Finally I included some additional shots and backdrops that I may be able to use in my final image presentation as metaphors – turmoil, undefined plan, no track of time and tangle of thoughts.
Compiling the images – Windows Movie maker and camera
Now to work on how I will accomplish the end product. Looking back at Shulman’s work, I want to create a series of between one and four images loosely based on his technique. I often use Windows Live Movie Maker to collate our holiday photos, so decided to experiment with this. I picked 4 random photos from a recent trip to Iceland and made a video. I set the duration to project each image between 0.50 and 1 second. I then played back the video with my camera set up in front of my laptop screen. I set the shutter speed to 1.6 sec. This was the result.
I am happy with this, although the images are a little too light. I will practice with my assignment images and see what develops. The difficulty is choosing which photos to use. I have put 5 draft sets of photographs together as follows:
I then put these images into a movie. I was hoping to insert my videos here, but WordPress doesn’t seem to be able to locate them? I will look into this before submitting for formal assessment.
I played back the videos with my camera set up in front of my laptop screen. As a test I varied the shutter speed between 1.6 sec – 3 sec. This was the first proof. I must add that at this stage I did not line up the camera to the laptop with any precision, because at this stage I was not convinced it would be a successful project. Hence, the framing of the images is rather slapdash. There is also a technical issue which I will explain at the end of these sets of images.
Quite pleased with these, especially the last two where I’m seen to be climbing up the wall! The use of gels has produced vivid colours to add tension, friction and frustration to the series.
I am discounting these shots immediately. The colours are not good – too strong and false (post processing didn’t improve matters). I appear to have become a Hobbit type creature with rather large ears!
The issue was interference between the pixels on the screen and the pixels on my camera, this was due to the strobing effect as the camera scans the screenshots. Even light cropping or straightening caused lines and dots to appear across the images. In my earlier sample – the Iceland experiment – the lines were very faint, possibly due to the fact that the images were slightly overexposed. Sample of the problem below:
This one is not too obvious, but the interference is very clear in the two images below – more so on the full screen.
Somewhat disappointed but still determined, I experimented some more. I set up my camera on the tripod and lined up my laptop with more precision, so no post cropping required. This time I used the remote shutter release to ensure absolute steadiness and set my camera to manual. I thought an almost transparent diffuser may help matters, I don’t have a suitable filter so placed a piece of clear cellophane over my lens. I had to tweak the aperture and shutter speed several times and constantly adjust the focus to cope with the changing pictures projecting in front of the camera lens.
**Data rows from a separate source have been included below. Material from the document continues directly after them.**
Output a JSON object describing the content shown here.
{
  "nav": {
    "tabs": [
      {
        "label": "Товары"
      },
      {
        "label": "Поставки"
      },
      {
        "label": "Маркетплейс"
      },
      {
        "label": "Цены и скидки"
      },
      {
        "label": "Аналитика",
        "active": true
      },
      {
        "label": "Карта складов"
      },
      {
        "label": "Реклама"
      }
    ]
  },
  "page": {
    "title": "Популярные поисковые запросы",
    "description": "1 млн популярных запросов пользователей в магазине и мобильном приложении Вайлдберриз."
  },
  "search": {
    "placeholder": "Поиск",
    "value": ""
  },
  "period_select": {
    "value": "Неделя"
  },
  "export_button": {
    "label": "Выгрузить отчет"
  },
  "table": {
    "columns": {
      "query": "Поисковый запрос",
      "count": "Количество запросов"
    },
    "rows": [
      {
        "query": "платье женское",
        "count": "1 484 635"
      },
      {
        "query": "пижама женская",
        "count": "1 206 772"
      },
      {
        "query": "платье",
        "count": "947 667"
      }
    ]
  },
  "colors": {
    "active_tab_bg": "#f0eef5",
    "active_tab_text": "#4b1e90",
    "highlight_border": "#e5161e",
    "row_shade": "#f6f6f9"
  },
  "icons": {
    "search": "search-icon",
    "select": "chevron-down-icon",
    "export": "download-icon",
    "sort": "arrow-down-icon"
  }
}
The results are not perfect, but much improved. In some images I think the faint lines actually compliment the narrative and assist in expressing the emotion in the images.
Selection from second draft:
Now to decide and select images to submit. Please see A3 Submission to tutor for final images.
Schulman, J. ‘The art of condensing whole movies into single photographs’. Available from: www.anothermag.com [accessed 20th September 2016]
Walton, P. On becoming invisible. Available from: http://www.patwaltonphotography.com/projects.html [accessed 20th September 2016]
http://www.dictionary.com/browse/photo-montage [accessed 18th September 2016]
http://www.photokonnexion.com/collage-definition/%5Baccessed 18th September 2016]